Action item: If a line of the data below holds the word "Every", list it.

*** Dataset records ***

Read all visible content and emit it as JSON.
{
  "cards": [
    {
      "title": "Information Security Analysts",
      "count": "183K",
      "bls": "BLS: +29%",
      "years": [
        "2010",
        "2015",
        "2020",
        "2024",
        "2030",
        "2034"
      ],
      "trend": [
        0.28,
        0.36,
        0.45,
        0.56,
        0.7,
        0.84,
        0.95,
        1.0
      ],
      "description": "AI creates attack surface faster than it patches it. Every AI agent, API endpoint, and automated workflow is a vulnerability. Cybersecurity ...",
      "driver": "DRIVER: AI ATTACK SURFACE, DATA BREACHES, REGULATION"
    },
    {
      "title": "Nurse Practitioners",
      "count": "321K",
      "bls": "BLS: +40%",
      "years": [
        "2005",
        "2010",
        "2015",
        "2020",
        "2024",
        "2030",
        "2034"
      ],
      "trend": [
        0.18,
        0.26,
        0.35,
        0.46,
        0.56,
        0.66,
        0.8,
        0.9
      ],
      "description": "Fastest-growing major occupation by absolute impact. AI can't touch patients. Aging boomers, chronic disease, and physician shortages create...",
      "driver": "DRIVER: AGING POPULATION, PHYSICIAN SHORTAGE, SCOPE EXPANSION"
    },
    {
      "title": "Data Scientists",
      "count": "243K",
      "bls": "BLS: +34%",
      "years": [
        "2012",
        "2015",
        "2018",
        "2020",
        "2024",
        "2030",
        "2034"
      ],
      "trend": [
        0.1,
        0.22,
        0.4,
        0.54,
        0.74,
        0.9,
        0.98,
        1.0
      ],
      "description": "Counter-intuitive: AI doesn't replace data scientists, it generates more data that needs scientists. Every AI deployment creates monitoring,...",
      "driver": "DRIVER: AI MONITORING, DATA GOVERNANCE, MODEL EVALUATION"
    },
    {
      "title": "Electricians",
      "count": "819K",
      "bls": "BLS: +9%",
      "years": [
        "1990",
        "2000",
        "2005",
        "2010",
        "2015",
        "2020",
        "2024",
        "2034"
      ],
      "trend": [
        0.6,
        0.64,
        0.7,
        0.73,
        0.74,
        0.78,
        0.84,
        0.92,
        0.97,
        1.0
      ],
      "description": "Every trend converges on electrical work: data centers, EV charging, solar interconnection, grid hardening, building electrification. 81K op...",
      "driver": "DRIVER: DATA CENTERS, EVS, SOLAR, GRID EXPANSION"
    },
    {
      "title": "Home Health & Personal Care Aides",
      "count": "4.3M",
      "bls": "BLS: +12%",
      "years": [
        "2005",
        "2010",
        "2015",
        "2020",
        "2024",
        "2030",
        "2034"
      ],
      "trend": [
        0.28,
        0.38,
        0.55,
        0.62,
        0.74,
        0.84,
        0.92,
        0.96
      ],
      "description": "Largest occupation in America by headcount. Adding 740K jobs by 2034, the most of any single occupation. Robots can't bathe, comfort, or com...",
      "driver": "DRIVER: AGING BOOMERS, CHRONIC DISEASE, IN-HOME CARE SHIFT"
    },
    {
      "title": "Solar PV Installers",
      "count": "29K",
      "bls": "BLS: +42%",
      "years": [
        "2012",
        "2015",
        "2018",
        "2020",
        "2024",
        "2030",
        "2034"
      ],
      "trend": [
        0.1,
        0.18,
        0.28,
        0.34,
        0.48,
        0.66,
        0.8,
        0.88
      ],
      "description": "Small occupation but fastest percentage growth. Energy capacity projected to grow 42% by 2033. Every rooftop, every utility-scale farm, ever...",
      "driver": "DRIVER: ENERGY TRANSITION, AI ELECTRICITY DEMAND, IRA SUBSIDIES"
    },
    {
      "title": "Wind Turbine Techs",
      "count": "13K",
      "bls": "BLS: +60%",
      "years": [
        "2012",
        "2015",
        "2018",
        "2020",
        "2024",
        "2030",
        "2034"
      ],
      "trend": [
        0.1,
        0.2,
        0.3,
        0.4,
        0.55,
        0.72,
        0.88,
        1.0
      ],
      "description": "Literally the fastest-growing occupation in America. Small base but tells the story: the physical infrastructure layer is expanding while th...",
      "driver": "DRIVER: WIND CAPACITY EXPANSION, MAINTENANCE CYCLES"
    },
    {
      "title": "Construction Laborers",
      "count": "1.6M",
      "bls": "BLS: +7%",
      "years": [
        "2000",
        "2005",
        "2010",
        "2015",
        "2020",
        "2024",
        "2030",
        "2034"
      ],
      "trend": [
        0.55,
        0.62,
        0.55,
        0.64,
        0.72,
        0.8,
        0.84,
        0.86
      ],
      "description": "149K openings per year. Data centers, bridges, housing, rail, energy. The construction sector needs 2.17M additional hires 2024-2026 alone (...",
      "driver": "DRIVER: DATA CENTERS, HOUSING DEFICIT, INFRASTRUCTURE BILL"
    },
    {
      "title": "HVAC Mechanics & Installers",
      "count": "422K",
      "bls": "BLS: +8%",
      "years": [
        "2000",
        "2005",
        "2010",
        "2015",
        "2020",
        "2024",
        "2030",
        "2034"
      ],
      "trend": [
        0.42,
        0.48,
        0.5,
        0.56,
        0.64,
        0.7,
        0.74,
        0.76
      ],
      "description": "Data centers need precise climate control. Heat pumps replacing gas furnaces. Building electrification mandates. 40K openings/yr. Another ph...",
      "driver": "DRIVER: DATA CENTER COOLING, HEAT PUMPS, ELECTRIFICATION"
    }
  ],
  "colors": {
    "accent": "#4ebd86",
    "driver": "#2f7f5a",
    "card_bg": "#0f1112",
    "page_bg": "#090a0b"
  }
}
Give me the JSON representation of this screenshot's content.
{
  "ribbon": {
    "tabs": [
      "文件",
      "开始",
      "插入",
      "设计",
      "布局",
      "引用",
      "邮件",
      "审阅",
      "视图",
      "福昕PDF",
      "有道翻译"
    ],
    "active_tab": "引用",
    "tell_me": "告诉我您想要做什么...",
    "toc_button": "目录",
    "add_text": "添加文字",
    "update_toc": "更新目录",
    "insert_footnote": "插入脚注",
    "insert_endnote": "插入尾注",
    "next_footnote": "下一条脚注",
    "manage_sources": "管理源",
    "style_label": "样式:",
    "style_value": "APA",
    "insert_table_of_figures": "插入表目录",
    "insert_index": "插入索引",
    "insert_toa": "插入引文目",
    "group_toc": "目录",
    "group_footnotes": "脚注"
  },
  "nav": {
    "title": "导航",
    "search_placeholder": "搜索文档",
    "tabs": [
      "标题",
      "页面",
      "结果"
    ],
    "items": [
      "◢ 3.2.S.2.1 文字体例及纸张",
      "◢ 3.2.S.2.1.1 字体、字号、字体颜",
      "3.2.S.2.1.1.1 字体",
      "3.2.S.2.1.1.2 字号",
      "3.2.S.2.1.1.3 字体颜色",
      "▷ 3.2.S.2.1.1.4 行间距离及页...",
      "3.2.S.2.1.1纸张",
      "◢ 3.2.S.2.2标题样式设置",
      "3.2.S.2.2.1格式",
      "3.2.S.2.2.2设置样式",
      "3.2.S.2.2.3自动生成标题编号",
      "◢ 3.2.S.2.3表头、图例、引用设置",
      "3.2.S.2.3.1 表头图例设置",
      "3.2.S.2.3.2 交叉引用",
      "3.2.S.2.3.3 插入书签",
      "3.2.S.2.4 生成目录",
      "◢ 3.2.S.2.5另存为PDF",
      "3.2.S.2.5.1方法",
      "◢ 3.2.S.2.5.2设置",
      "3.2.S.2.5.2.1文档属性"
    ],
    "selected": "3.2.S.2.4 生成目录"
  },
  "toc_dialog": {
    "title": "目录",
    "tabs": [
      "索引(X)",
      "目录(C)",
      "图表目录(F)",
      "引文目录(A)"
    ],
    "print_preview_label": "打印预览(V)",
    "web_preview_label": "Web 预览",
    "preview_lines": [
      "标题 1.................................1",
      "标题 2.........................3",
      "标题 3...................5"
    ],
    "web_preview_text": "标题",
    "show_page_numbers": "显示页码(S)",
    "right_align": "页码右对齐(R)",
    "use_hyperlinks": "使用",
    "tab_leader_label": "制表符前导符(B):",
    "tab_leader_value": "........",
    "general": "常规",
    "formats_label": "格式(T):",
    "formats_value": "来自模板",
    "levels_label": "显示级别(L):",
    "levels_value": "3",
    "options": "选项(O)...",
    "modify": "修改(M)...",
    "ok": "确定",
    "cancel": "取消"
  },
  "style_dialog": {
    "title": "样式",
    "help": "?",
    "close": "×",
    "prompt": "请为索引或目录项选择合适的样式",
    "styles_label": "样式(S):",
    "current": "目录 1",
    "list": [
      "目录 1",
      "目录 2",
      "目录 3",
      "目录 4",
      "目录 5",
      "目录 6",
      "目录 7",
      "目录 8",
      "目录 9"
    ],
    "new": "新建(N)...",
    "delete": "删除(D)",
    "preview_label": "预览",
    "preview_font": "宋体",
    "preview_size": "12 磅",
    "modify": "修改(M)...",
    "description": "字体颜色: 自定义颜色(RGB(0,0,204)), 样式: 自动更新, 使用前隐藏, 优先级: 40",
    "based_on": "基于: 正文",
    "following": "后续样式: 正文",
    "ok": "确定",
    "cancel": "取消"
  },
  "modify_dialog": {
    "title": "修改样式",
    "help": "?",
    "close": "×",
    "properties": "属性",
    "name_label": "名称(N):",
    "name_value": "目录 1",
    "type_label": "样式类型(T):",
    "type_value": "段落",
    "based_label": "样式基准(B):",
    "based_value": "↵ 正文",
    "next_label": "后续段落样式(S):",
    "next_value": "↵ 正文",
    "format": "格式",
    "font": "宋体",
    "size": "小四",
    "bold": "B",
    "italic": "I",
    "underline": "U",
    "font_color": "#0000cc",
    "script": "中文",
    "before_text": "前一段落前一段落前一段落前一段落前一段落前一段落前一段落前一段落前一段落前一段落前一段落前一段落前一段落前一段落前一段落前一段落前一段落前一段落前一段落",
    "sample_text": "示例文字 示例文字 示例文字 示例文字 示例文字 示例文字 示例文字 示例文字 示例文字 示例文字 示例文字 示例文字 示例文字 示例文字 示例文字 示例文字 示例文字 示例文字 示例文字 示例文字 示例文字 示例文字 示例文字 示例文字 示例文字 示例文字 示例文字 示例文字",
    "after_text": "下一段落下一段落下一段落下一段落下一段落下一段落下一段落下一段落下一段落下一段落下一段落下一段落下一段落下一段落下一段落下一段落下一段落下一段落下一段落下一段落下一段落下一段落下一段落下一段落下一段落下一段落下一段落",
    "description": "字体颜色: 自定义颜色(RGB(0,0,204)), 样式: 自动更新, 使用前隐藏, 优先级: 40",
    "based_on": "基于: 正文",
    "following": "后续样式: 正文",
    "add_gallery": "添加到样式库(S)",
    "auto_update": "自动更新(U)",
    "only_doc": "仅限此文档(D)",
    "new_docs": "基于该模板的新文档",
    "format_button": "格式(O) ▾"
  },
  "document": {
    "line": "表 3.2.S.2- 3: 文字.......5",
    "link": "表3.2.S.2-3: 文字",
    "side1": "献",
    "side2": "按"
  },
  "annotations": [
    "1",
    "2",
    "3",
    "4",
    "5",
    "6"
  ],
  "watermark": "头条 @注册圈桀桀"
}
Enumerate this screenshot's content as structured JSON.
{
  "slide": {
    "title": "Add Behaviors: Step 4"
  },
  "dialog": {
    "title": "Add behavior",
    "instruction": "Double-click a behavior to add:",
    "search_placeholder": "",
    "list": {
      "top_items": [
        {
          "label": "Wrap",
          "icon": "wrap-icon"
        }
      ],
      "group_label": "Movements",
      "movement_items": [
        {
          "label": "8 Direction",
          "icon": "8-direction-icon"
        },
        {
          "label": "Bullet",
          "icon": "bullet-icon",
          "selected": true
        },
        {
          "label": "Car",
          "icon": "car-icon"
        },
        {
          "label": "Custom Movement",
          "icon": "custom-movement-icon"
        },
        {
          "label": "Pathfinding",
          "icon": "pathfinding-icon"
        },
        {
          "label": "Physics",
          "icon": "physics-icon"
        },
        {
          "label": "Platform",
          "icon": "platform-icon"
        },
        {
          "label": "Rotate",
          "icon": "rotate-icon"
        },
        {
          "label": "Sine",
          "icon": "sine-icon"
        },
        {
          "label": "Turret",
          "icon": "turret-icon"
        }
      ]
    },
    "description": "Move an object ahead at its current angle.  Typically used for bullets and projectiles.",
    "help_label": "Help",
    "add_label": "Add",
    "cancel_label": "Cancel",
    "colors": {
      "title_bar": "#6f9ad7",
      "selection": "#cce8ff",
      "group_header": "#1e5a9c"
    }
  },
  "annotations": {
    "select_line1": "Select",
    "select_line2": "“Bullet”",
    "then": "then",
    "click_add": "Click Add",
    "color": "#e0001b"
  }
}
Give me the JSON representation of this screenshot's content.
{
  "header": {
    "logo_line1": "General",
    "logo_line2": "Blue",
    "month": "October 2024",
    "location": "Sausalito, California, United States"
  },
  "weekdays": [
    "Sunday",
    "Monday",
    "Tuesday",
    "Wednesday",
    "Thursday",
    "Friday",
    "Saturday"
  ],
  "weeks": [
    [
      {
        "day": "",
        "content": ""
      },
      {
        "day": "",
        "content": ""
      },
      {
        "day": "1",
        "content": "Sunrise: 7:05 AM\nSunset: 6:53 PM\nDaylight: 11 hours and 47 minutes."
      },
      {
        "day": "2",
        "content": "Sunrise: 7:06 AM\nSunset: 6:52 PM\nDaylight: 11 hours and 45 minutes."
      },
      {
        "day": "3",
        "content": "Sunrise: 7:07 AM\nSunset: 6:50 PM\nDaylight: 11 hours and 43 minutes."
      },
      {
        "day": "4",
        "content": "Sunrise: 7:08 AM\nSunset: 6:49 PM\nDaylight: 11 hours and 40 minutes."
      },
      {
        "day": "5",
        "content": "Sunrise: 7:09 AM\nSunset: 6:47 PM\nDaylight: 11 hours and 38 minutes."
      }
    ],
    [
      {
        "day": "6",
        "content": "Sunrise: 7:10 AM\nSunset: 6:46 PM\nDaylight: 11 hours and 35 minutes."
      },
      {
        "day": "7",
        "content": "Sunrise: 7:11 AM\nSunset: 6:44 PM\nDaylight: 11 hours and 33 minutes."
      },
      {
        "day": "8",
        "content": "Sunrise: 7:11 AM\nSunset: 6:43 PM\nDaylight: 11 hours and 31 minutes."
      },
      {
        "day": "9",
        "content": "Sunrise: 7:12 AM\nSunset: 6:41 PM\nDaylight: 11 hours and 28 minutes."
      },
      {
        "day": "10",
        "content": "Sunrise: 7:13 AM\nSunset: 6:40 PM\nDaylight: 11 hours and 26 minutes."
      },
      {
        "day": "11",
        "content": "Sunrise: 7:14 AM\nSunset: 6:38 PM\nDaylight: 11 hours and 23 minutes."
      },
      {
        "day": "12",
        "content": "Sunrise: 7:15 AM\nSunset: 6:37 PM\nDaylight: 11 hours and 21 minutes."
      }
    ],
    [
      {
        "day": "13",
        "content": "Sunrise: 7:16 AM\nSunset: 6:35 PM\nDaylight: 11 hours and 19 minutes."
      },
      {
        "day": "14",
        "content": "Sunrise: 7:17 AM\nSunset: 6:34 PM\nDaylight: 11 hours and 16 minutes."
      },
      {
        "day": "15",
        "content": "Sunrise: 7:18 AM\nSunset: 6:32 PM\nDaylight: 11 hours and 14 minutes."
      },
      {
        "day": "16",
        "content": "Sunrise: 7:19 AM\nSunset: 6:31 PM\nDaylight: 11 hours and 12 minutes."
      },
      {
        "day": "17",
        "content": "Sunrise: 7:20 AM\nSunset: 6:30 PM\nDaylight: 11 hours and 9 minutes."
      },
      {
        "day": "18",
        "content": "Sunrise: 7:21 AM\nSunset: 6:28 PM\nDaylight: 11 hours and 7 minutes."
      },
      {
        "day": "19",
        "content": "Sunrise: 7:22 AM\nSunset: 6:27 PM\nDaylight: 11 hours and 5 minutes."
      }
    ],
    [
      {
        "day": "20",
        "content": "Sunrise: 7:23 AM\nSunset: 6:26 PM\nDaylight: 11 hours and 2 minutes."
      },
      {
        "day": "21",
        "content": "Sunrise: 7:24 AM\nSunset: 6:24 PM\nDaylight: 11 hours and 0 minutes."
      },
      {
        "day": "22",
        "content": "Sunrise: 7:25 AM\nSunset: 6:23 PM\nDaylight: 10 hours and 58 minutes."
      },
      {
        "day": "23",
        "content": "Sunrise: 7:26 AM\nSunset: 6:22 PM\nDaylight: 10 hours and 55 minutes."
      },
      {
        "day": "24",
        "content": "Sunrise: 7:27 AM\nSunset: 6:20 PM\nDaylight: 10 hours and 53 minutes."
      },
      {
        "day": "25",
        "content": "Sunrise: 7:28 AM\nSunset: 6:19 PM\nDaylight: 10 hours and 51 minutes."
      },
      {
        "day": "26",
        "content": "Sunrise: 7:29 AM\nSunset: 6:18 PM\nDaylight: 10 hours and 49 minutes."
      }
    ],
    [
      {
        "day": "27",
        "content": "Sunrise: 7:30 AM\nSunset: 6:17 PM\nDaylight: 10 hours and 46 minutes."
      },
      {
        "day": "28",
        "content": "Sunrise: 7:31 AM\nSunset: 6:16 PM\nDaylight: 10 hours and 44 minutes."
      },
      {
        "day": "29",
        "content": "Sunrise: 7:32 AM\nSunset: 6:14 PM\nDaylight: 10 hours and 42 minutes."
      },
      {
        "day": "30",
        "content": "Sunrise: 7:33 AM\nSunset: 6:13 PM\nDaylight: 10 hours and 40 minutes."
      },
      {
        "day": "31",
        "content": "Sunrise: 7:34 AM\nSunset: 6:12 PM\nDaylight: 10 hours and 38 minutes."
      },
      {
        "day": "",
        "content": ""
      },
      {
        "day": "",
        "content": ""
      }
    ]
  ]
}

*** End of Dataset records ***

Solved problem:
      "description": "AI creates attack surface faster than it patches it. Every AI agent, API endpoint, and automated workflow is a vulnerability. Cybersecurity ...",
      "description": "Counter-intuitive: AI doesn't replace data scientists, it generates more data that needs scientists. Every AI deployment creates monitoring,...",
      "description": "Every trend converges on electrical work: data centers, EV charging, solar interconnection, grid hardening, building electrification. 81K op...",
      "description": "Small occupation but fastest percentage growth. Energy capacity projected to grow 42% by 2033. Every rooftop, every utility-scale farm, ever...",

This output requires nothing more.